**The data**
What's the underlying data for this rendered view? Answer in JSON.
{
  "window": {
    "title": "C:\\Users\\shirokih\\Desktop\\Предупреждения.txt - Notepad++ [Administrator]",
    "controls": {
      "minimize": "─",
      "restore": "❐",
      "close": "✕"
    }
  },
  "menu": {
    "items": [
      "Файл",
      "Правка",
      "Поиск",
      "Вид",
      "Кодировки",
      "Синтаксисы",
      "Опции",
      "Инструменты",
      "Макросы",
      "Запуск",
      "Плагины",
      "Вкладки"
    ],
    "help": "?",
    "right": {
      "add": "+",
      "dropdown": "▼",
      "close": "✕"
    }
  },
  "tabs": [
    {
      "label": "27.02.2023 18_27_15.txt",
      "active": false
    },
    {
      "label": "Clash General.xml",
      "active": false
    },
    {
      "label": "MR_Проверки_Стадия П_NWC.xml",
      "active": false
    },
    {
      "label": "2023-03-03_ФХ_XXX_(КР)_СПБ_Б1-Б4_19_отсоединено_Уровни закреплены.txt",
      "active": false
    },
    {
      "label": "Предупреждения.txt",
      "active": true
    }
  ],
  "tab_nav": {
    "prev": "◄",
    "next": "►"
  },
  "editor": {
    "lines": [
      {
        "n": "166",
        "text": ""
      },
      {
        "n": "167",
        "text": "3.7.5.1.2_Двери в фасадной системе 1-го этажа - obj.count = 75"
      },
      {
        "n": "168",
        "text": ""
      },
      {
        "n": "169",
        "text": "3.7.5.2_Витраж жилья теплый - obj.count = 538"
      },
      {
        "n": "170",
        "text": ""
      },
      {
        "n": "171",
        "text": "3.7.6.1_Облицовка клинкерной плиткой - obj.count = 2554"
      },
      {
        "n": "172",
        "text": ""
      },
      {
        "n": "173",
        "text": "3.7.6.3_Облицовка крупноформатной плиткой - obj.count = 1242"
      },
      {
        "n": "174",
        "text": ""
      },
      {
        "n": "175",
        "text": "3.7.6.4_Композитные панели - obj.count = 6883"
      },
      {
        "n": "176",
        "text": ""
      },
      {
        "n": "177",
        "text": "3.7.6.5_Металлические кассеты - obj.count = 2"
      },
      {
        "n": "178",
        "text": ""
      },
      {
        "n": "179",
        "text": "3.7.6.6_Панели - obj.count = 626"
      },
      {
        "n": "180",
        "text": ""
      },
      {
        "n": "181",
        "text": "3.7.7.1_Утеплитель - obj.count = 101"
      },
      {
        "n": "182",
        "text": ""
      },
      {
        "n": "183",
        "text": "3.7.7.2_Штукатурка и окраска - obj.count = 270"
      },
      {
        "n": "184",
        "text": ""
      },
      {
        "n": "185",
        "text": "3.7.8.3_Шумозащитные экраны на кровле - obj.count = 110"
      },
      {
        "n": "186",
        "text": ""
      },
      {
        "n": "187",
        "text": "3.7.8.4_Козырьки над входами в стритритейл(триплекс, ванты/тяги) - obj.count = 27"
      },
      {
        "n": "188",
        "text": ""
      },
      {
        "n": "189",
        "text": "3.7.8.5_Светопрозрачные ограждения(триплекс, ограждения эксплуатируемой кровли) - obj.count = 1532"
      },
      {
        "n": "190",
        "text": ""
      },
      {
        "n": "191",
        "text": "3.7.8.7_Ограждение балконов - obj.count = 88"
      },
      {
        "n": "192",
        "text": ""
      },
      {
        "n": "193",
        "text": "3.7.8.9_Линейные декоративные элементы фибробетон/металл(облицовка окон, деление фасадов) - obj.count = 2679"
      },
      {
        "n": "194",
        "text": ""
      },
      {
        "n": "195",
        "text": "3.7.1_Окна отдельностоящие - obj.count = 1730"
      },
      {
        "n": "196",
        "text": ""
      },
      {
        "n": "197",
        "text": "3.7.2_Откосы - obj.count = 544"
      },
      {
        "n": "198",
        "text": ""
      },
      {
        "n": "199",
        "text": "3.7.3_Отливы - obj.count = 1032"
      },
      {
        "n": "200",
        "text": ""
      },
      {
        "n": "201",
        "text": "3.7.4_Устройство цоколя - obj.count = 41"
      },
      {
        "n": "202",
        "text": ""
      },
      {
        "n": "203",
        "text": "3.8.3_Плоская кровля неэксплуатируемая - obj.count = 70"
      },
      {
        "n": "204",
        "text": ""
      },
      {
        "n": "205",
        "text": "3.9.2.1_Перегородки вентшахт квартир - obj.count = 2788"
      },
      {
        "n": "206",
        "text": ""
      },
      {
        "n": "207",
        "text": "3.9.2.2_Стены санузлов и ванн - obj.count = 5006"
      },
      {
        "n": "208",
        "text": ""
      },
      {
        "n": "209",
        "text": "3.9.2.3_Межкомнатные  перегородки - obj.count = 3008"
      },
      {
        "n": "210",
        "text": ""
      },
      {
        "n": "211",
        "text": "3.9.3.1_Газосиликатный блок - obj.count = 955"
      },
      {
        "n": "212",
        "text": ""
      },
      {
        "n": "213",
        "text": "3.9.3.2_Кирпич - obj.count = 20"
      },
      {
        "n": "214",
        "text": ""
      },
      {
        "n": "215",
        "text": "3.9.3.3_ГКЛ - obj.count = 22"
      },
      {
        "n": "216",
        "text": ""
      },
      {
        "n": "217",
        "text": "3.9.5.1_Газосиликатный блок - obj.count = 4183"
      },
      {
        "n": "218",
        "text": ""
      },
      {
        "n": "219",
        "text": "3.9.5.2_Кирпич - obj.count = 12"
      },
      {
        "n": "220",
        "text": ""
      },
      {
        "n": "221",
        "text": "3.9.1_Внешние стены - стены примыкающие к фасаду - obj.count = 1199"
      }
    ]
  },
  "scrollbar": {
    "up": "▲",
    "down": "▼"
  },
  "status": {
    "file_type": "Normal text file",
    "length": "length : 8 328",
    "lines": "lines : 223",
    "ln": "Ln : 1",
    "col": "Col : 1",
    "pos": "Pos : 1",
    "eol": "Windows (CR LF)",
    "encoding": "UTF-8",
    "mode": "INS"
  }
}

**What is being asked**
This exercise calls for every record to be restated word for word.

**Output for this exercise**
What's the underlying data for this rendered view? Answer in JSON.
{
  "window": {
    "title": "C:\\Users\\shirokih\\Desktop\\Предупреждения.txt - Notepad++ [Administrator]",
    "controls": {
      "minimize": "─",
      "restore": "❐",
      "close": "✕"
    }
  },
  "menu": {
    "items": [
      "Файл",
      "Правка",
      "Поиск",
      "Вид",
      "Кодировки",
      "Синтаксисы",
      "Опции",
      "Инструменты",
      "Макросы",
      "Запуск",
      "Плагины",
      "Вкладки"
    ],
    "help": "?",
    "right": {
      "add": "+",
      "dropdown": "▼",
      "close": "✕"
    }
  },
  "tabs": [
    {
      "label": "27.02.2023 18_27_15.txt",
      "active": false
    },
    {
      "label": "Clash General.xml",
      "active": false
    },
    {
      "label": "MR_Проверки_Стадия П_NWC.xml",
      "active": false
    },
    {
      "label": "2023-03-03_ФХ_XXX_(КР)_СПБ_Б1-Б4_19_отсоединено_Уровни закреплены.txt",
      "active": false
    },
    {
      "label": "Предупреждения.txt",
      "active": true
    }
  ],
  "tab_nav": {
    "prev": "◄",
    "next": "►"
  },
  "editor": {
    "lines": [
      {
        "n": "166",
        "text": ""
      },
      {
        "n": "167",
        "text": "3.7.5.1.2_Двери в фасадной системе 1-го этажа - obj.count = 75"
      },
      {
        "n": "168",
        "text": ""
      },
      {
        "n": "169",
        "text": "3.7.5.2_Витраж жилья теплый - obj.count = 538"
      },
      {
        "n": "170",
        "text": ""
      },
      {
        "n": "171",
        "text": "3.7.6.1_Облицовка клинкерной плиткой - obj.count = 2554"
      },
      {
        "n": "172",
        "text": ""
      },
      {
        "n": "173",
        "text": "3.7.6.3_Облицовка крупноформатной плиткой - obj.count = 1242"
      },
      {
        "n": "174",
        "text": ""
      },
      {
        "n": "175",
        "text": "3.7.6.4_Композитные панели - obj.count = 6883"
      },
      {
        "n": "176",
        "text": ""
      },
      {
        "n": "177",
        "text": "3.7.6.5_Металлические кассеты - obj.count = 2"
      },
      {
        "n": "178",
        "text": ""
      },
      {
        "n": "179",
        "text": "3.7.6.6_Панели - obj.count = 626"
      },
      {
        "n": "180",
        "text": ""
      },
      {
        "n": "181",
        "text": "3.7.7.1_Утеплитель - obj.count = 101"
      },
      {
        "n": "182",
        "text": ""
      },
      {
        "n": "183",
        "text": "3.7.7.2_Штукатурка и окраска - obj.count = 270"
      },
      {
        "n": "184",
        "text": ""
      },
      {
        "n": "185",
        "text": "3.7.8.3_Шумозащитные экраны на кровле - obj.count = 110"
      },
      {
        "n": "186",
        "text": ""
      },
      {
        "n": "187",
        "text": "3.7.8.4_Козырьки над входами в стритритейл(триплекс, ванты/тяги) - obj.count = 27"
      },
      {
        "n": "188",
        "text": ""
      },
      {
        "n": "189",
        "text": "3.7.8.5_Светопрозрачные ограждения(триплекс, ограждения эксплуатируемой кровли) - obj.count = 1532"
      },
      {
        "n": "190",
        "text": ""
      },
      {
        "n": "191",
        "text": "3.7.8.7_Ограждение балконов - obj.count = 88"
      },
      {
        "n": "192",
        "text": ""
      },
      {
        "n": "193",
        "text": "3.7.8.9_Линейные декоративные элементы фибробетон/металл(облицовка окон, деление фасадов) - obj.count = 2679"
      },
      {
        "n": "194",
        "text": ""
      },
      {
        "n": "195",
        "text": "3.7.1_Окна отдельностоящие - obj.count = 1730"
      },
      {
        "n": "196",
        "text": ""
      },
      {
        "n": "197",
        "text": "3.7.2_Откосы - obj.count = 544"
      },
      {
        "n": "198",
        "text": ""
      },
      {
        "n": "199",
        "text": "3.7.3_Отливы - obj.count = 1032"
      },
      {
        "n": "200",
        "text": ""
      },
      {
        "n": "201",
        "text": "3.7.4_Устройство цоколя - obj.count = 41"
      },
      {
        "n": "202",
        "text": ""
      },
      {
        "n": "203",
        "text": "3.8.3_Плоская кровля неэксплуатируемая - obj.count = 70"
      },
      {
        "n": "204",
        "text": ""
      },
      {
        "n": "205",
        "text": "3.9.2.1_Перегородки вентшахт квартир - obj.count = 2788"
      },
      {
        "n": "206",
        "text": ""
      },
      {
        "n": "207",
        "text": "3.9.2.2_Стены санузлов и ванн - obj.count = 5006"
      },
      {
        "n": "208",
        "text": ""
      },
      {
        "n": "209",
        "text": "3.9.2.3_Межкомнатные  перегородки - obj.count = 3008"
      },
      {
        "n": "210",
        "text": ""
      },
      {
        "n": "211",
        "text": "3.9.3.1_Газосиликатный блок - obj.count = 955"
      },
      {
        "n": "212",
        "text": ""
      },
      {
        "n": "213",
        "text": "3.9.3.2_Кирпич - obj.count = 20"
      },
      {
        "n": "214",
        "text": ""
      },
      {
        "n": "215",
        "text": "3.9.3.3_ГКЛ - obj.count = 22"
      },
      {
        "n": "216",
        "text": ""
      },
      {
        "n": "217",
        "text": "3.9.5.1_Газосиликатный блок - obj.count = 4183"
      },
      {
        "n": "218",
        "text": ""
      },
      {
        "n": "219",
        "text": "3.9.5.2_Кирпич - obj.count = 12"
      },
      {
        "n": "220",
        "text": ""
      },
      {
        "n": "221",
        "text": "3.9.1_Внешние стены - стены примыкающие к фасаду - obj.count = 1199"
      }
    ]
  },
  "scrollbar": {
    "up": "▲",
    "down": "▼"
  },
  "status": {
    "file_type": "Normal text file",
    "length": "length : 8 328",
    "lines": "lines : 223",
    "ln": "Ln : 1",
    "col": "Col : 1",
    "pos": "Pos : 1",
    "eol": "Windows (CR LF)",
    "encoding": "UTF-8",
    "mode": "INS"
  }
}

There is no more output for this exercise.